this is great news but isn't stuff blocked at the firewall level anyways on these networks?

I think schools just block things other than port 80, ads should still make their way through unless you do specific hosts file blocking etc. I doubt they do that though. They don't want you using any old app to connect online besides the browser itself and their own apps I bet.

I could be wrong though, and maybe each school is different in how they block content on their networks.

Except that many firewalls do not do content filtering or layer 7 inspection.
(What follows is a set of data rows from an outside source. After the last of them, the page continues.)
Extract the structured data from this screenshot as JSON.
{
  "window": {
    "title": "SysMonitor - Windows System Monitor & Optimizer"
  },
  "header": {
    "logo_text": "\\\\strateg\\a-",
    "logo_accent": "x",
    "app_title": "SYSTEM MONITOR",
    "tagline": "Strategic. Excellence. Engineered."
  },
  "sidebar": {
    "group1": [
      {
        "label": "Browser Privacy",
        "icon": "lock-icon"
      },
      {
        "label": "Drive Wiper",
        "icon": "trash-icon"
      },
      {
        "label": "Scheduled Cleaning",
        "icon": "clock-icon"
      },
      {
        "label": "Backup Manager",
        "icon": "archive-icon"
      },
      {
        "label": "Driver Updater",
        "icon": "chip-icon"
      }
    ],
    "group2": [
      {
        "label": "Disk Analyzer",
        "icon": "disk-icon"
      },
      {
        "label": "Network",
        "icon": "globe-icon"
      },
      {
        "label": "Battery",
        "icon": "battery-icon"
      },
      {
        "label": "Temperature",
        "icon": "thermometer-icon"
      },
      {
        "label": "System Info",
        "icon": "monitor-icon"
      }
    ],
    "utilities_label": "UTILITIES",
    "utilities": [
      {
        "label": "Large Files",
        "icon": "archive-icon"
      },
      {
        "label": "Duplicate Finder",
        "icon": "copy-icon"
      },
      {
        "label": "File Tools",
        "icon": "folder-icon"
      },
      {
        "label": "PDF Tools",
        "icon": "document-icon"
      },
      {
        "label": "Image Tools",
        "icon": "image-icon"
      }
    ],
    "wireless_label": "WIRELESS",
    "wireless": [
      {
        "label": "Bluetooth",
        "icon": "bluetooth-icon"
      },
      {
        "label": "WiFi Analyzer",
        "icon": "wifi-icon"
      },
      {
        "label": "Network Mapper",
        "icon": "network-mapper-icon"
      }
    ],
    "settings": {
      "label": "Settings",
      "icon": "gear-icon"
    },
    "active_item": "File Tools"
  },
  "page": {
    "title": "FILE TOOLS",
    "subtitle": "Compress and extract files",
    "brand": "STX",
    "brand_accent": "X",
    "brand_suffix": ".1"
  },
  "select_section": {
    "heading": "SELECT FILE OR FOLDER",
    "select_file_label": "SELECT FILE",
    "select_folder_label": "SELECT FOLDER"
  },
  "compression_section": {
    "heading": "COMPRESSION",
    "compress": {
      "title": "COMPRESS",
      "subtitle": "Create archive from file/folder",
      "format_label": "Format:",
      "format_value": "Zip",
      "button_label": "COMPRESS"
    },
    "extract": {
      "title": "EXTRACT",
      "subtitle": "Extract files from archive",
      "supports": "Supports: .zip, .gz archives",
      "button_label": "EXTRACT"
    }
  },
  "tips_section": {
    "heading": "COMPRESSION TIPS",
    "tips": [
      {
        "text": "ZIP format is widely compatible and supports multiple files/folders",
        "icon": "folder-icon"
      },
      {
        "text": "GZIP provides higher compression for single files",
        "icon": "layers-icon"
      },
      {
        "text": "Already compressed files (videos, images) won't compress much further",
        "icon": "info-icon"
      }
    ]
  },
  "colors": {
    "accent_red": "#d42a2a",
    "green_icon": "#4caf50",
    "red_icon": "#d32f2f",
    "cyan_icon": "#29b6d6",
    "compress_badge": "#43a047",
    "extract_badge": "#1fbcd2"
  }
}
Content filtering is usually done with another product in public K12s because of E-rate requirements (for schools/districts which receive federal funding). However, that content filtering may be rudimentary (URL-based only) and not properly or completely able to block images from an image search, or other content delivered from the search engine's cache. The adult content filter operating directly within the search engine fills that gap.

I was not saying bad about this. I think its good MS is doing this. So the schools only use a white/ black list for filtering? At work we block have IT block websites that have adult themes or nudity in it. Includes gambling sites, etc. I was just asking, im curious.